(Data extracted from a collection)
• • • • • • •
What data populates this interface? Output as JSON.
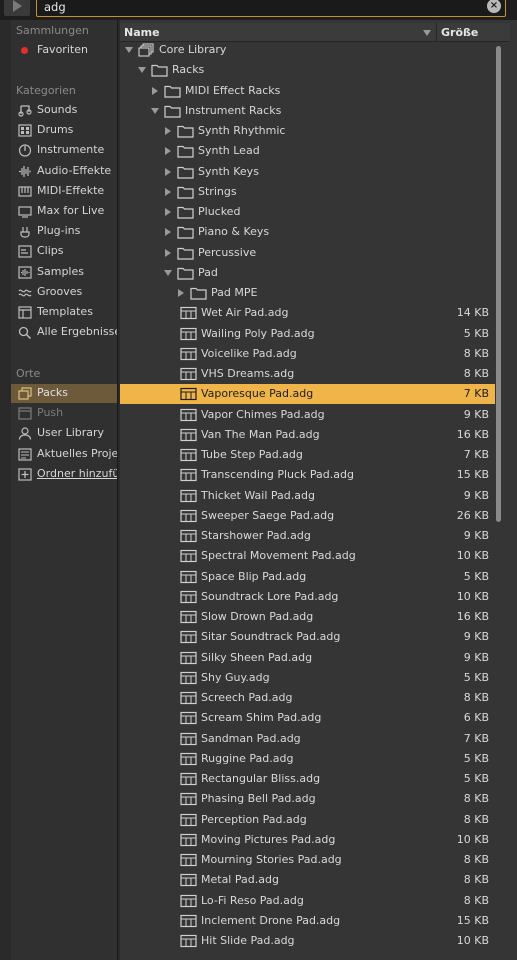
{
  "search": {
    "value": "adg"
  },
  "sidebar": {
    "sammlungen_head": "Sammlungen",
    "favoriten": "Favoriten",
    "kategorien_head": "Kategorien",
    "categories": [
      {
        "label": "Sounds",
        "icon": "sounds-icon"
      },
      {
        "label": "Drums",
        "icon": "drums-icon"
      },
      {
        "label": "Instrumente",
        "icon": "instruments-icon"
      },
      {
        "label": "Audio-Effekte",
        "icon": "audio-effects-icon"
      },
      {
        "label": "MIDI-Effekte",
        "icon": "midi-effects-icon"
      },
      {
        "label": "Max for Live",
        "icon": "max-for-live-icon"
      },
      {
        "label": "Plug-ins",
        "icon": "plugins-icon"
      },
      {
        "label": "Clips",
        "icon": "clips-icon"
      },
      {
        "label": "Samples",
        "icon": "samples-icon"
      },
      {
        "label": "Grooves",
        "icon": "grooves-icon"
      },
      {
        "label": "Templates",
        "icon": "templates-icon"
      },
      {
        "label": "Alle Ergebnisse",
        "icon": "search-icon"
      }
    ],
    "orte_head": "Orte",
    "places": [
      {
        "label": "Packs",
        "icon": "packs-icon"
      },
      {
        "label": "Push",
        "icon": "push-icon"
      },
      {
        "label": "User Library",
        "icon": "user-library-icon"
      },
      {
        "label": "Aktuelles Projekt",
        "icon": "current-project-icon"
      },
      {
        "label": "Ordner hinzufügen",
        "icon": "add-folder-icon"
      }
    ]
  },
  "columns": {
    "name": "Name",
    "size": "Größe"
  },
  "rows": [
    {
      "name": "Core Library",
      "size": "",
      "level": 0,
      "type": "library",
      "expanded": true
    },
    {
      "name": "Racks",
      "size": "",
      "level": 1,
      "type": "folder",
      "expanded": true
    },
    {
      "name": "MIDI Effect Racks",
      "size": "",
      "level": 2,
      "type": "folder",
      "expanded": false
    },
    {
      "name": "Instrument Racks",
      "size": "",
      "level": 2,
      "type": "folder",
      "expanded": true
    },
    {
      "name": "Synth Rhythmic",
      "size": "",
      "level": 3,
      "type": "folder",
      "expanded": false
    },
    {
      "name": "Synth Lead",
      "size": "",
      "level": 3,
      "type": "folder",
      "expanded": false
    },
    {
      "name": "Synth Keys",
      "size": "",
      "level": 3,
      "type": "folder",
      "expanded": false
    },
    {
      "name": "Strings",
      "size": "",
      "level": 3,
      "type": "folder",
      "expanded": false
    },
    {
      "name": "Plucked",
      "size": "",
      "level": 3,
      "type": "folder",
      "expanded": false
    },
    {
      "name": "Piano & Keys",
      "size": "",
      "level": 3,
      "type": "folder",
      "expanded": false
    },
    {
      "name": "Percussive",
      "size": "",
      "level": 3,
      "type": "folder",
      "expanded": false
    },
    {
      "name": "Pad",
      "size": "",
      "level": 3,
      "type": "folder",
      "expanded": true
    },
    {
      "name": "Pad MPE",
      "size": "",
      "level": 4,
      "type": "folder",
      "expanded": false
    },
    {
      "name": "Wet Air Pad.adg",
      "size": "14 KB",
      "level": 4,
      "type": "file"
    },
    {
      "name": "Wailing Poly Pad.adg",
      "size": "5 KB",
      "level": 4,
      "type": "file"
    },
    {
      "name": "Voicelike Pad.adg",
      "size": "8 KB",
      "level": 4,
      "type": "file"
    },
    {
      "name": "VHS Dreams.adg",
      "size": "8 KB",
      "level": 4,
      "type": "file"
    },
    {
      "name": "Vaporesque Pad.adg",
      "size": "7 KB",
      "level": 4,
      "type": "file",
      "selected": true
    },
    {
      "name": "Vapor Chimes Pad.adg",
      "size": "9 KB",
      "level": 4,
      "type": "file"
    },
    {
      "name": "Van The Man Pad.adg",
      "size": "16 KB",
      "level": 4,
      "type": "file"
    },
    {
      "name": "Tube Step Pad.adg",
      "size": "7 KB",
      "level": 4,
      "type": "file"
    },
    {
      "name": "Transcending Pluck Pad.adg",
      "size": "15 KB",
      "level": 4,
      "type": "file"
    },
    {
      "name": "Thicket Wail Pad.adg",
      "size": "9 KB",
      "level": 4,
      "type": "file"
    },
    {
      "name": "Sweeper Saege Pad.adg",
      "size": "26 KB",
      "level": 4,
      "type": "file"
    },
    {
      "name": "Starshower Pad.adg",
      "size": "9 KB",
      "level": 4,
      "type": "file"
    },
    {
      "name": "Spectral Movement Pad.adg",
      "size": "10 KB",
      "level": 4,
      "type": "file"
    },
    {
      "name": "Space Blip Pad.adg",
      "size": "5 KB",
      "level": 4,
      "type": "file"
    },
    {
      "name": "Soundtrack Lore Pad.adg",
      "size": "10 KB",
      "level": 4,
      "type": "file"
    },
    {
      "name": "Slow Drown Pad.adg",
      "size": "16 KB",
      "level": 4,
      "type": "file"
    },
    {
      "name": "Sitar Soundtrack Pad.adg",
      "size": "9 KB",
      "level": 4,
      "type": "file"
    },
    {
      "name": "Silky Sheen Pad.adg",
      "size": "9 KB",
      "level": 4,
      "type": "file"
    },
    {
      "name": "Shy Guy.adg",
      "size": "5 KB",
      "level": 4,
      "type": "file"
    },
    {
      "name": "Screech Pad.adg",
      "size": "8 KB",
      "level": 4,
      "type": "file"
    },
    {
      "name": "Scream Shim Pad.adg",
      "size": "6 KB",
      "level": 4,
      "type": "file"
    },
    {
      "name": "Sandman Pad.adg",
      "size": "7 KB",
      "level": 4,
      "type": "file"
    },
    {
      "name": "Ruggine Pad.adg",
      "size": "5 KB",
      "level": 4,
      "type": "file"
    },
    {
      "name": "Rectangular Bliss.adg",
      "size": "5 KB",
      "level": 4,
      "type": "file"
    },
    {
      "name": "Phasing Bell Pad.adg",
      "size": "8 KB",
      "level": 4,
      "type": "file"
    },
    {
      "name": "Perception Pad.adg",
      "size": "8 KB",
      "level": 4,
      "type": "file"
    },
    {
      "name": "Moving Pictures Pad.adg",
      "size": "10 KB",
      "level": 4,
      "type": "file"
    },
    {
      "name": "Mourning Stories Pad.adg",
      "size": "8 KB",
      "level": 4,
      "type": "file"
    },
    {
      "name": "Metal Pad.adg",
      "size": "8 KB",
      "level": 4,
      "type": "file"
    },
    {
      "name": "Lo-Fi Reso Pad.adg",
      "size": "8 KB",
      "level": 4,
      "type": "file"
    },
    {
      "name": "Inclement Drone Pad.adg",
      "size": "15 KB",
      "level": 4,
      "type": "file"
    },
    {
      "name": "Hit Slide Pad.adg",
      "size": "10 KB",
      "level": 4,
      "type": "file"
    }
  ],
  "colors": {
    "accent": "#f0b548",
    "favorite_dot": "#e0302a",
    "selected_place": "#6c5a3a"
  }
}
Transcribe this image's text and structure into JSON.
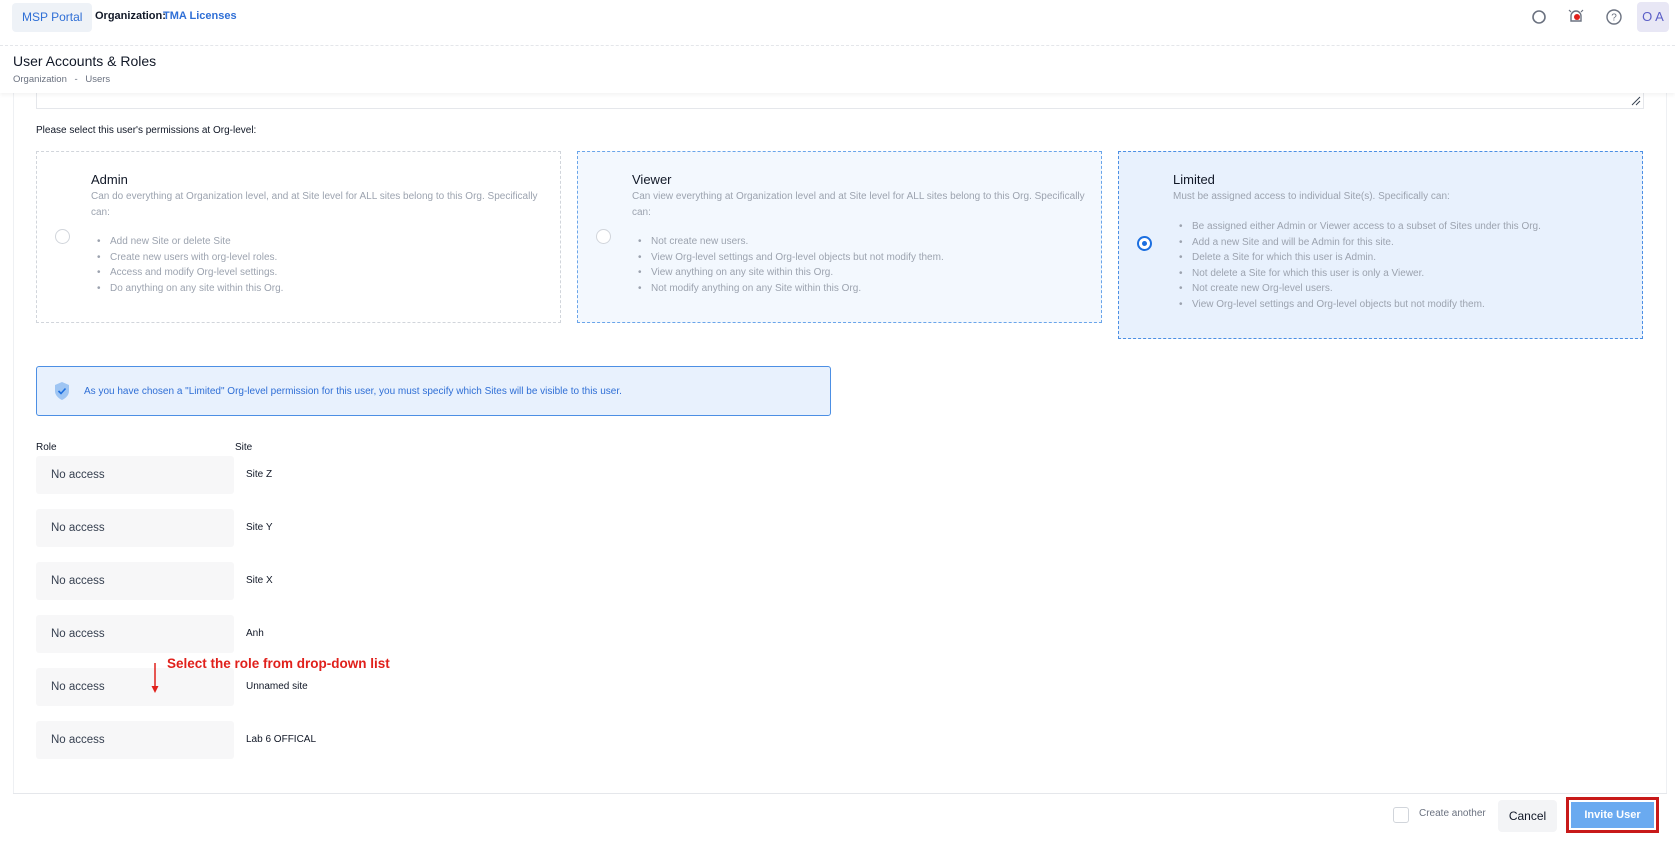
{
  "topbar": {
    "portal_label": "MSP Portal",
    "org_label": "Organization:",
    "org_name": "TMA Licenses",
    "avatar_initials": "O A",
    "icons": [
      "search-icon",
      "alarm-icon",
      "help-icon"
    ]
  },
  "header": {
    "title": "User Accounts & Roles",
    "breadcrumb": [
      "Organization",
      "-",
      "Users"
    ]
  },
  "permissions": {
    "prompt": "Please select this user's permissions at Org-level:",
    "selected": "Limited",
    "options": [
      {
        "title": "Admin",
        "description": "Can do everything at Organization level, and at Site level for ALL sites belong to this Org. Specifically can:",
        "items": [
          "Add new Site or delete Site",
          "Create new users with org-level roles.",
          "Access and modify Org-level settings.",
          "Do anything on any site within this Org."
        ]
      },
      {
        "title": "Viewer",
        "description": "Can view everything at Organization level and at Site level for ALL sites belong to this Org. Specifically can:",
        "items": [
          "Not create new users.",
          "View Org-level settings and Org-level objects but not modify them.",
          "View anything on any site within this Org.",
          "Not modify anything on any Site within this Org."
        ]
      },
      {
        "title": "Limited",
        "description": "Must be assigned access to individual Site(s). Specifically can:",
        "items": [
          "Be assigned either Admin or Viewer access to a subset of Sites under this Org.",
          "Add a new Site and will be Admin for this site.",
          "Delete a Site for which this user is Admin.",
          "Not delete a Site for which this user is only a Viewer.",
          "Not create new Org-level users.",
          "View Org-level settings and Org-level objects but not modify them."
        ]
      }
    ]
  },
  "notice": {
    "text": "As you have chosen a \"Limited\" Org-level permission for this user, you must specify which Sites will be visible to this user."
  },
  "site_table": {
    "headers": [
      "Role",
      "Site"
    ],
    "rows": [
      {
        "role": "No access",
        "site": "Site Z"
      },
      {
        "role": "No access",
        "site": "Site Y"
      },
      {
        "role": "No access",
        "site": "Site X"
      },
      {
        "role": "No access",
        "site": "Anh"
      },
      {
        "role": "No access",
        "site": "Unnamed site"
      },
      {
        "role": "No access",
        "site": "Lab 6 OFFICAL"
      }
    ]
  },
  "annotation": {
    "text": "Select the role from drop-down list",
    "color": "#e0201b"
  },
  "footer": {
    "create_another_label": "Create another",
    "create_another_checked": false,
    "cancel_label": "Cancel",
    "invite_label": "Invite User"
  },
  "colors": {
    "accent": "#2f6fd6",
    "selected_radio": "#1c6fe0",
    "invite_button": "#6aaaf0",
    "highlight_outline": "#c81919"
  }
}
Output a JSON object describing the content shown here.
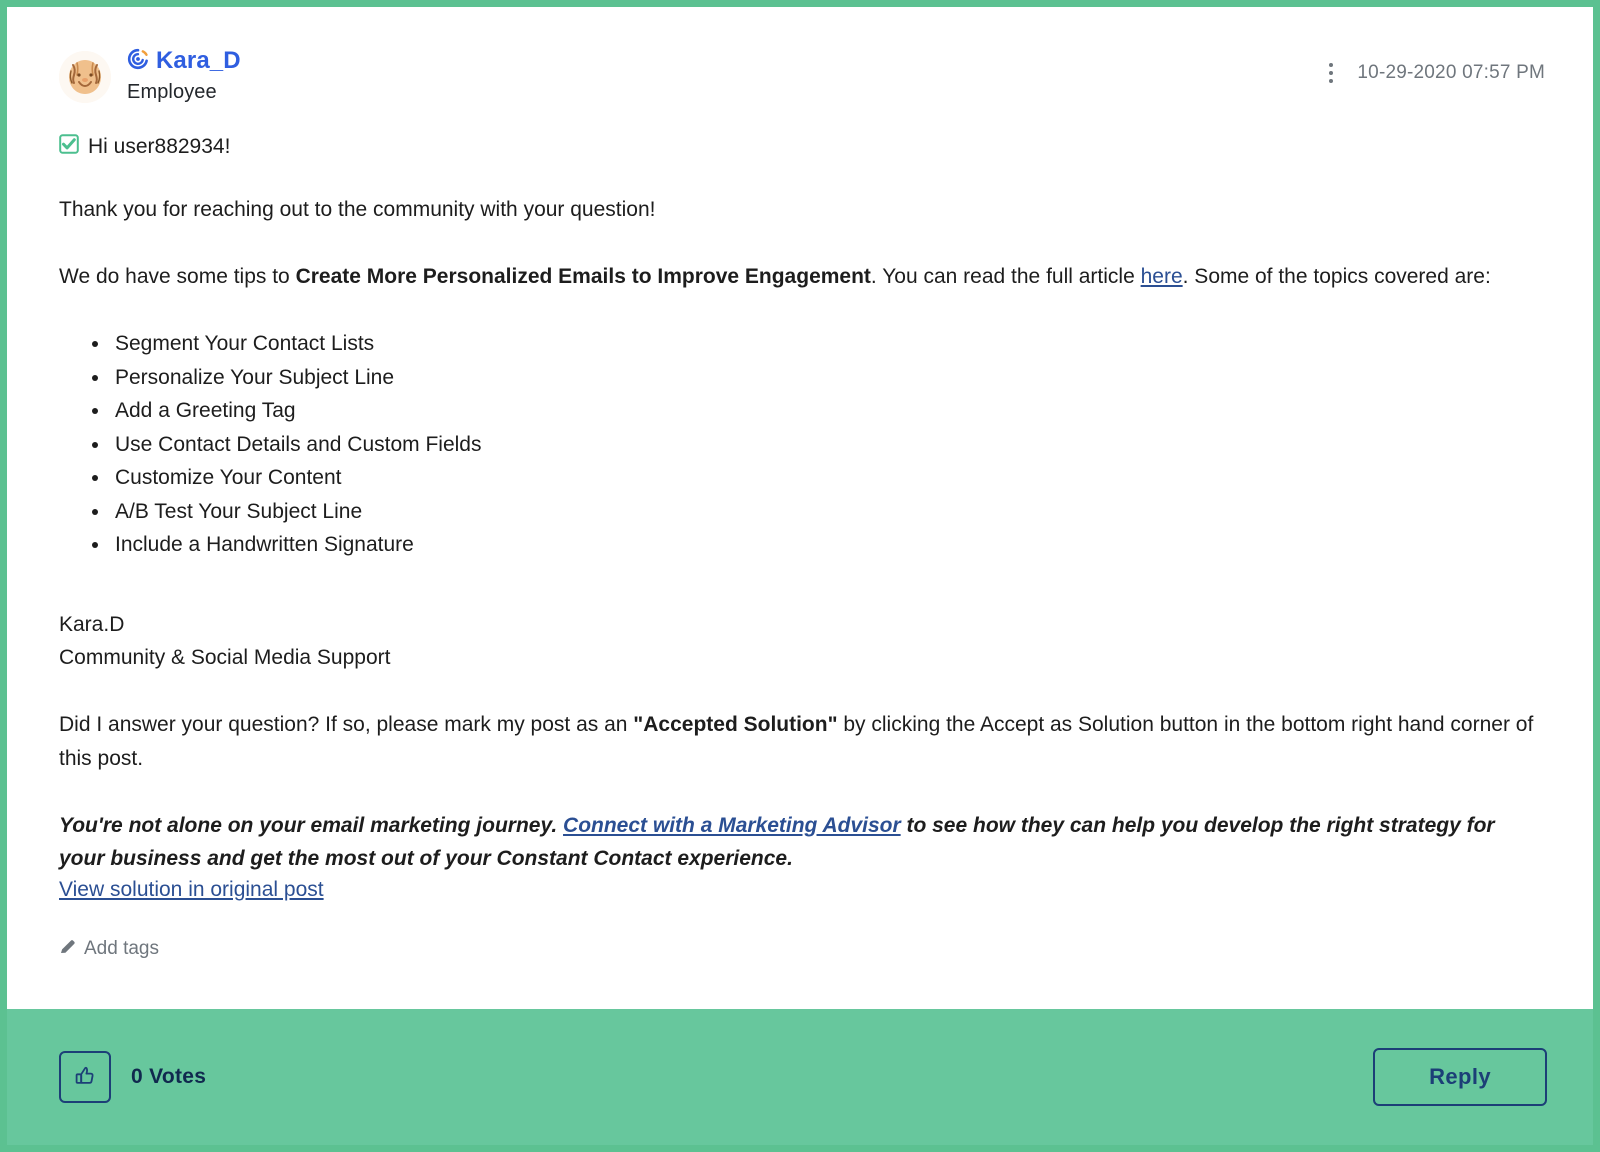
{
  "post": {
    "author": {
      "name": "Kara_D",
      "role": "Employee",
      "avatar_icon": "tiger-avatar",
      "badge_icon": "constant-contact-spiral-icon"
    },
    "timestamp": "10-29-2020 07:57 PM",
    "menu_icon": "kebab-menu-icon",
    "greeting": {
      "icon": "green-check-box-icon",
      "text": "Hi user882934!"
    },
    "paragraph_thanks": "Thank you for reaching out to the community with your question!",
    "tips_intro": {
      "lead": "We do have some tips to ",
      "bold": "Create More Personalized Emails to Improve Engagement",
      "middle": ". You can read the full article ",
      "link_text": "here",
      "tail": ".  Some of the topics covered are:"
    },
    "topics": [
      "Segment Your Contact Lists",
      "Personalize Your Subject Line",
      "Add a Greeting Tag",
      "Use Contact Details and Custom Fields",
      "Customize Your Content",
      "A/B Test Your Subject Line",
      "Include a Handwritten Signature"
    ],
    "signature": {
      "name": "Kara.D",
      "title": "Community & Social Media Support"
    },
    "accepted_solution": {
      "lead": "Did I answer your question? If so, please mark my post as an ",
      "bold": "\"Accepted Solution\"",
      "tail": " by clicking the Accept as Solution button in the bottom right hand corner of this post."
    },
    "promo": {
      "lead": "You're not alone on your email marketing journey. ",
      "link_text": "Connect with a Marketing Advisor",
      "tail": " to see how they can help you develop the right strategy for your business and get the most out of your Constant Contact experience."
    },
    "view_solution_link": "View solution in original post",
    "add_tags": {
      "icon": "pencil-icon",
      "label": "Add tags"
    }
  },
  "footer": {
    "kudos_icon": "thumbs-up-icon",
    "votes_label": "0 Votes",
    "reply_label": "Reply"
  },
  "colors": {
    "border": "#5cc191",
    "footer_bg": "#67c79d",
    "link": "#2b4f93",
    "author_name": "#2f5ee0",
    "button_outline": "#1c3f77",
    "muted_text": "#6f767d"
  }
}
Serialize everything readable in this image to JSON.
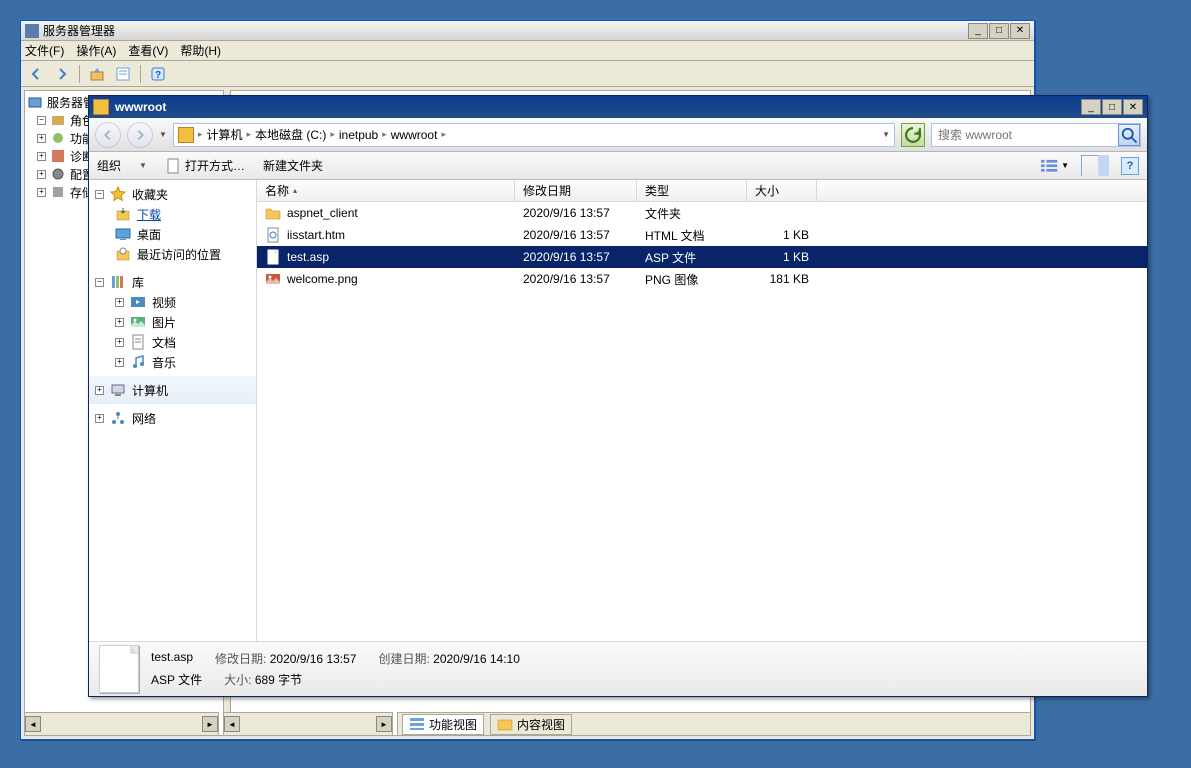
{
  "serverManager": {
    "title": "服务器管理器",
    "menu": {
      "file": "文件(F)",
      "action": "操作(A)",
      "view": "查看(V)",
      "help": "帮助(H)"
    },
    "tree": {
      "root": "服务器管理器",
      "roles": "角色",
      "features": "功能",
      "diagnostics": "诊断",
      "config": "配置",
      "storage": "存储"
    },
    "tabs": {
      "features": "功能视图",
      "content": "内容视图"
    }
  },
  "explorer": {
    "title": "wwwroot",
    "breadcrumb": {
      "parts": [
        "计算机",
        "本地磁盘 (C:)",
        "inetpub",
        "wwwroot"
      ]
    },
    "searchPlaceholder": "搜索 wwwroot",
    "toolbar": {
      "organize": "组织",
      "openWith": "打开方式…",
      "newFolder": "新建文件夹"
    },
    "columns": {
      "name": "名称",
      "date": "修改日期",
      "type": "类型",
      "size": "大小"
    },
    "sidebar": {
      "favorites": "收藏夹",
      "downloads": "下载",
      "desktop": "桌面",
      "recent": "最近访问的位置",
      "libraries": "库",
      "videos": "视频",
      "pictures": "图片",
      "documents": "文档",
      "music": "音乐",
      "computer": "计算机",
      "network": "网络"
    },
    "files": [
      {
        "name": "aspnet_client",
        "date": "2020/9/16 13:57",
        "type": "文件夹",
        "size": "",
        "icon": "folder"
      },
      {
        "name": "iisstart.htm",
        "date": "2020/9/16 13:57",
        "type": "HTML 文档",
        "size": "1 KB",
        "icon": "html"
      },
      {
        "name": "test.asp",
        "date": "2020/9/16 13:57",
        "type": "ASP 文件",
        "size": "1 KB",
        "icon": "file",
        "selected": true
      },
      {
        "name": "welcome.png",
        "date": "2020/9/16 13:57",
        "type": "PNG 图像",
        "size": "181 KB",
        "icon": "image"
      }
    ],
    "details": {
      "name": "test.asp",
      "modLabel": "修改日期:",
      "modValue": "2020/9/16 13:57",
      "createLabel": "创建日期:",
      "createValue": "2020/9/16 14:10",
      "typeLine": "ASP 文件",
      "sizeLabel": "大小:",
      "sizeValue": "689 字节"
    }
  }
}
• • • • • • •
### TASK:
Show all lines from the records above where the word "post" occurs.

### COMPLETED TASK:
  "post": {
      "lead": "Did I answer your question? If so, please mark my post as an ",
      "tail": " by clicking the Accept as Solution button in the bottom right hand corner of this post."
    "view_solution_link": "View solution in original post",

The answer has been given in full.